| Task objective |
When a line in the data below includes "icon", pick it out and copy it.

Items from an interface collection
○ ○ ○ ○

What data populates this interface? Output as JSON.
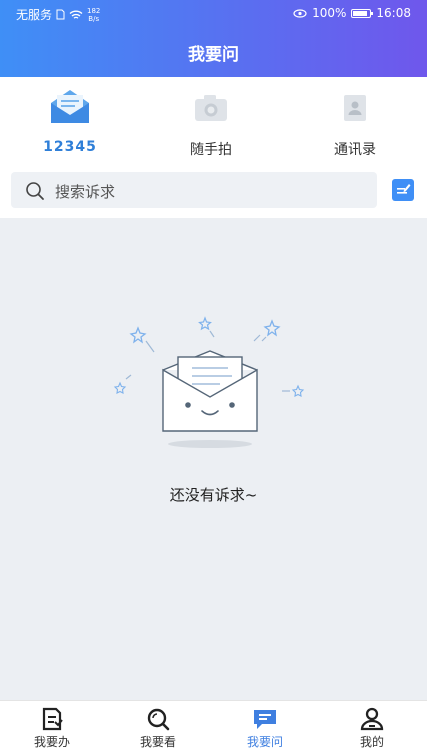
{
  "status_bar": {
    "carrier": "无服务",
    "speed_value": "182",
    "speed_unit": "B/s",
    "battery": "100%",
    "time": "16:08"
  },
  "header": {
    "title": "我要问"
  },
  "quick_actions": [
    {
      "label": "12345",
      "icon": "mail-icon"
    },
    {
      "label": "随手拍",
      "icon": "camera-icon"
    },
    {
      "label": "通讯录",
      "icon": "contacts-icon"
    }
  ],
  "search": {
    "placeholder": "搜索诉求"
  },
  "empty_state": {
    "message": "还没有诉求~"
  },
  "tab_bar": [
    {
      "label": "我要办",
      "icon": "document-icon"
    },
    {
      "label": "我要看",
      "icon": "search-icon"
    },
    {
      "label": "我要问",
      "icon": "chat-icon",
      "active": true
    },
    {
      "label": "我的",
      "icon": "person-icon"
    }
  ],
  "colors": {
    "accent": "#3f8ff6",
    "header_end": "#6f57ec",
    "active_tab": "#3f7fe0"
  }
}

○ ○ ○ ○

| Answer space |
      "icon": "mail-icon"
      "icon": "camera-icon"
      "icon": "contacts-icon"
      "icon": "document-icon"
      "icon": "search-icon"
      "icon": "chat-icon",
      "icon": "person-icon"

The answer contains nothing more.